Google is one of the most sought-after employers in the world, and its technical interview process is notoriously challenging. But with the right preparation, you can increase your chances of success.
Technical interviews are a common part of the hiring process for many tech companies, including Google. These interviews are designed to assess a candidate’s technical skills and knowledge, as well as their ability to think critically and solve problems.
The Google Interview Process has 4 main steps.
Step 1: Submit Resume
Your resume is the first thing Google recruiters will see, so it’s important to make a good impression. Highlight your relevant skills and experience, and be sure to quantify your accomplishments. You may also want to include a link to a personal website or blog where you showcase your technical expertise.
Step 2: Phone screen
If your resume passes the initial screening, you’ll be invited for a phone screen with a recruiter. This interview will typically last 30-60 minutes and will cover your background, skills, and why you’re interested in Google. Be prepared to answer questions about your experience with specific programming languages, data structures, and algorithms.
Step 3: On-site interviews
If you pass the phone screen, you’ll be invited to Google’s headquarters for on-site interviews. This is where the real challenge begins.
Step 4: Hiring Committee
The last step of the interview process involves the recruiter compiling all feedback from your interviews as well as information from internal contacts and submitting it to a Google hiring committee to determine your offer and salary band level.
Google On-Site Technical Interviews
For the Technical Interview, the on-site interview is where the majority of the work is done and there are three main types of on-site technical interviews: coding interviews, system design interviews, and behavioral interviews.
Coding interviews are the most common type of technical interview. In a coding interview, you will be asked to solve algorithmic problems on a whiteboard or using a code editor. These problems can range from simple to complex, but they generally test your knowledge of data structures and algorithms, as well as your ability to think logically and code efficiently.
Here are some examples of coding interview questions:
- Implement a linked list.
- Reverse a string.
- Find the maximum subarray sum in an array.
- Find the shortest path between two nodes in a graph.
- Implement a hash table.
Here are some examples of roles that typically require coding interviews:
- Software engineer
- Data engineer
- Mobile developer
- Frontend developer
- Backend developer
System Design Interviews
System design interviews are less common than coding interviews, but they are still important for some roles. In a system design interview, you will be asked to design a system to solve a specific problem. This type of interview tests your ability to understand complex systems and to think about the trade-offs involved in different design decisions.
Here are some examples of system design interview questions:
- Design a distributed database system.

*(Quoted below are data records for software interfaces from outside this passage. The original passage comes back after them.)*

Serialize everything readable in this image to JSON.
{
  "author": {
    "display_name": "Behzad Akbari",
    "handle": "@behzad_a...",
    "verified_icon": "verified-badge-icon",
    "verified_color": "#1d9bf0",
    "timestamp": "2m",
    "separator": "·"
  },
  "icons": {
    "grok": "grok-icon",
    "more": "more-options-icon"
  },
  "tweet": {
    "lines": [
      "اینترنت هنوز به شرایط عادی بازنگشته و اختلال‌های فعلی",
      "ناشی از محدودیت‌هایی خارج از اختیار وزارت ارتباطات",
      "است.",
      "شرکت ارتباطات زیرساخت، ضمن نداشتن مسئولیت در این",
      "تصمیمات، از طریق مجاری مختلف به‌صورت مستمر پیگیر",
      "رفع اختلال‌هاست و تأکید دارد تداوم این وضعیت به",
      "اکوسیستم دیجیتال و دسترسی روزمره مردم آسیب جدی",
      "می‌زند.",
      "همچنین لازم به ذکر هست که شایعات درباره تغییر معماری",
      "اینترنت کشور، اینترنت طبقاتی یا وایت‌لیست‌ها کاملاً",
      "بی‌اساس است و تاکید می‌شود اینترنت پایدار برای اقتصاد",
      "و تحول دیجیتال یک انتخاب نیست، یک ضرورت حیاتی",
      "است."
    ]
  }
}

- Design a caching system.
- Design a recommendation system.
- Design a load balancing system.
- Design a search engine.
Here are some examples of roles that typically require system design interviews:
- Software engineer
- Systems engineer
- DevOps engineer
Behavioral interviews are designed to assess your soft skills, such as communication, teamwork, and problem-solving. Be prepared to answer questions about your experience handling difficult situations, working on teams, and leading projects.
Here are some examples of behavioral interview questions:
- Tell me about a time when you had to overcome a challenge.
- Tell me about a time when you worked well on a team.
- Tell me about a time when you had to lead a project.
- Tell me about a time when you made a mistake and how you learned from it.
- Tell me about your future goals.
Here are some examples of roles that typically require behavioral interviews:
- All tech roles
Tips for success
Here are a few tips to help you ace the technical interview process:
- Prepare thoroughly: The more you prepare, the more confident you will be in your interviews. Practice solving coding problems, designing systems, and answering behavioral interview questions.
- Be articulate: Be able to clearly explain your solutions to coding and system design problems. Be able to articulate your thought process and why you made the decisions you did.
- Be humble: Be willing to admit if you don’t know the answer to a question. It’s better to be honest than to try to bluff your way through.
- Be yourself: Google is looking for people who are a good fit for their culture. Be yourself and let your personality shine through in your interviews.
The technical interview process can be challenging, but it is possible to succeed with the right preparation. By following the tips above, you can increase your chances of getting an offer from Google or any other tech company.
Here are a few additional tips to help you succeed in the technical interview process:
- Do your research: Learn as much as you can about the company you are interviewing for and the role you are interviewing for. This will help you answer questions intelligently and show that you are genuinely interested in the position.
- Ask questions: At the end of each interview, be sure to ask the interviewer questions of your own. This shows that you are engaged and interested in the role.
- Follow up: After your interviews, send a thank-you note to each interviewer. This is a polite way to express your appreciation for their time and to reiterate your interest in the position.
Remember, the technical interview process is a two-way street. It is a chance for you to learn more about the company and the role, and for the company to learn more about you. Be prepared, be yourself, and be excited about the opportunity.
The Google technical interview process is challenging, but it’s possible to succeed with the right preparation. By following the tips above, you can increase your chances of getting an offer from Google.